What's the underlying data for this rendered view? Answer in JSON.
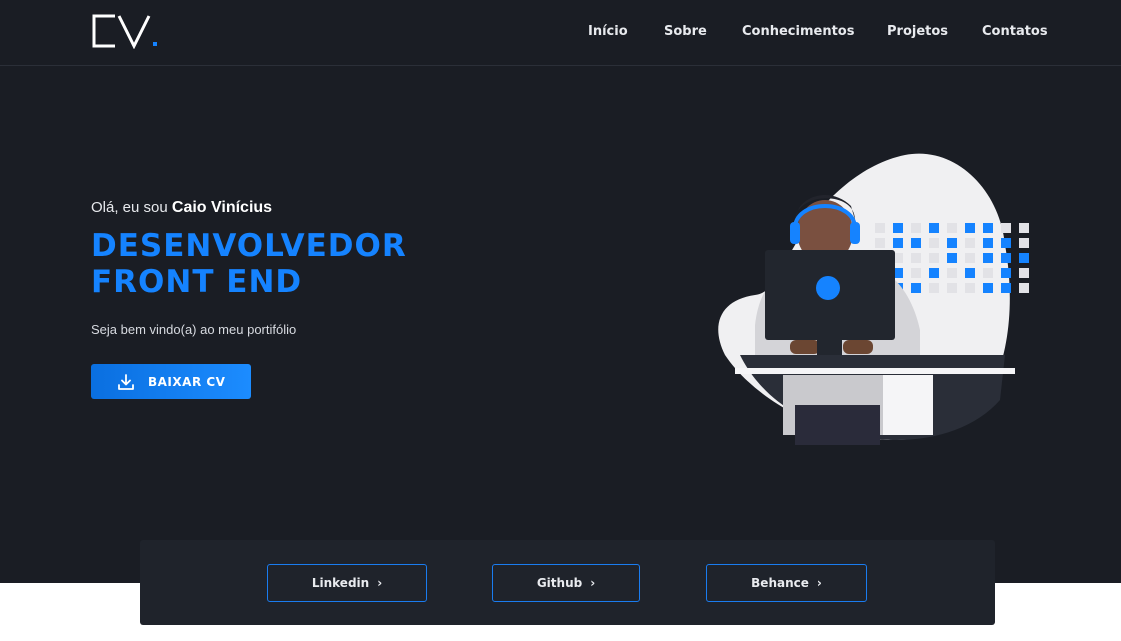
{
  "header": {
    "logo_alt": "CV.",
    "nav": [
      {
        "label": "Início"
      },
      {
        "label": "Sobre"
      },
      {
        "label": "Conhecimentos"
      },
      {
        "label": "Projetos"
      },
      {
        "label": "Contatos"
      }
    ]
  },
  "hero": {
    "greeting_prefix": "Olá, eu sou ",
    "greeting_name": "Caio Vinícius",
    "title_line1": "DESENVOLVEDOR",
    "title_line2": "FRONT END",
    "subtitle": "Seja bem vindo(a) ao meu portifólio",
    "download_label": "BAIXAR CV"
  },
  "social": {
    "linkedin": "Linkedin",
    "github": "Github",
    "behance": "Behance",
    "chevron": "›"
  },
  "colors": {
    "accent": "#1583ff",
    "background": "#1a1d24",
    "panel": "#1f232b"
  }
}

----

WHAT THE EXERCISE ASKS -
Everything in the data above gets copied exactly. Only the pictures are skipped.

TASK ANSWER -
What's the underlying data for this rendered view? Answer in JSON.
{
  "header": {
    "logo_alt": "CV.",
    "nav": [
      {
        "label": "Início"
      },
      {
        "label": "Sobre"
      },
      {
        "label": "Conhecimentos"
      },
      {
        "label": "Projetos"
      },
      {
        "label": "Contatos"
      }
    ]
  },
  "hero": {
    "greeting_prefix": "Olá, eu sou ",
    "greeting_name": "Caio Vinícius",
    "title_line1": "DESENVOLVEDOR",
    "title_line2": "FRONT END",
    "subtitle": "Seja bem vindo(a) ao meu portifólio",
    "download_label": "BAIXAR CV"
  },
  "social": {
    "linkedin": "Linkedin",
    "github": "Github",
    "behance": "Behance",
    "chevron": "›"
  },
  "colors": {
    "accent": "#1583ff",
    "background": "#1a1d24",
    "panel": "#1f232b"
  }
}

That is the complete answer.